Bikers across the country are singing the praises of lane-splitting. Lane-splitting is the process of moving past traffic in the space that is located between the two lanes. Filtering, a similar behavior, is moving ahead of cars that are stopped at a stoplight.
In the recent past, lane-splitting was outlawed across the country, even though it is legal in Europe and Asia. Now, California and several other regions of the country have passed laws to allow lane-splitting. Numerous studies such as the famous Hurt Report have found that it saves lives by putting bikers in control of riding where they can be seen. Even the notoriously conservative American Motorcycle Association is speaking out in favor of the practice. They cite the problems when bikers travel through congested traffic with distracted drivers who may not see them. Stop-and-go vehicles also create hazards, because what would only be a minor tap on a car bumper could be disastrous to a biker.
Lane-Splitting is Proven Beneficial
The US Department of Transportation has come out in favor of lane-splitting, stating that it can “provide an escape route for motorcyclists who would otherwise be trapped or struck from behind.” California has noted a decrease in bikers being struck from behind since allowing the lane-splitting.
A study by the University of California at Berkeley found that motorcyclists who split lanes in traffic significantly reduce their risk of being struck from behind. In addition, they lower their risk of head or torso injuries, and fatalities if a collision does occur.
Another added benefit of lane-splitting is the reduction in congestion. One recent study found that if we increased the number of motorcycles on the road to 10 percent of all vehicles, traffic would be reduced by a whopping 63 percent for all vehicles on the road. Indeed, lane-splitting allows bikers to maneuver through heavy traffic areas, and come out ahead and traffic.
Most bikers know that they face risks when entering an intersection and turning. Lane-splitting allows bikers to move to the front of traffic, where they can proceed cars into the intersection and be less likely to be unseen by distracted drivers.
Indeed, the biggest stumbling block in passing legislation allowing lane-splitting seems to be the ignorance of law enforcement and government officials. Since bikers still make up a relatively small portion of the population, they must work diligently to be heard by government officials. Bikers can contact their local department of transportation and state representatives to speak out in favor of lane-splitting.
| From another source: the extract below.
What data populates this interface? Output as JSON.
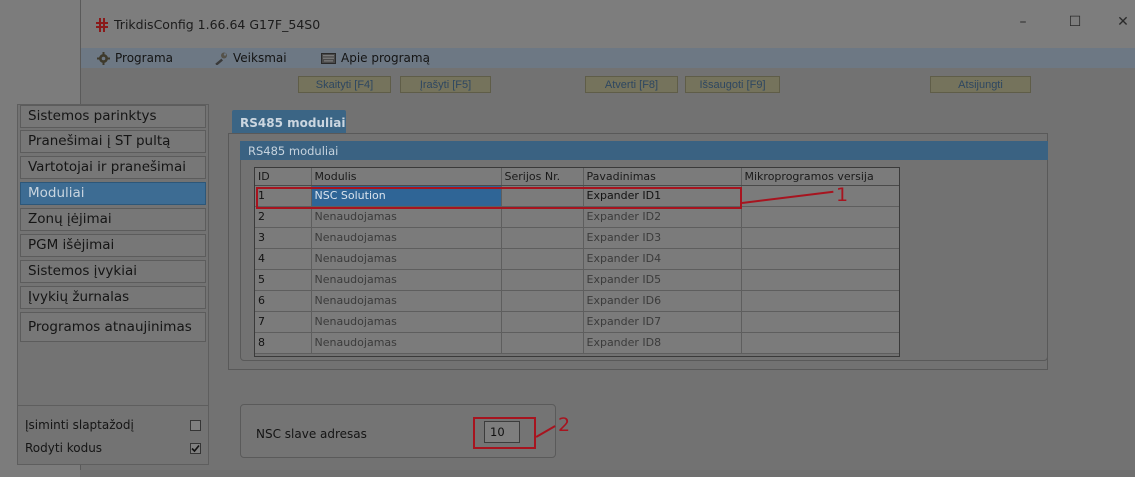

At Kass & Moses, we support the rights of bikers nationwide. As bikers as well as motorcycle crash lawyers, we know just how devastating injuries can be. We fight for safety measures to be instituted nationwide, including lane-splitting.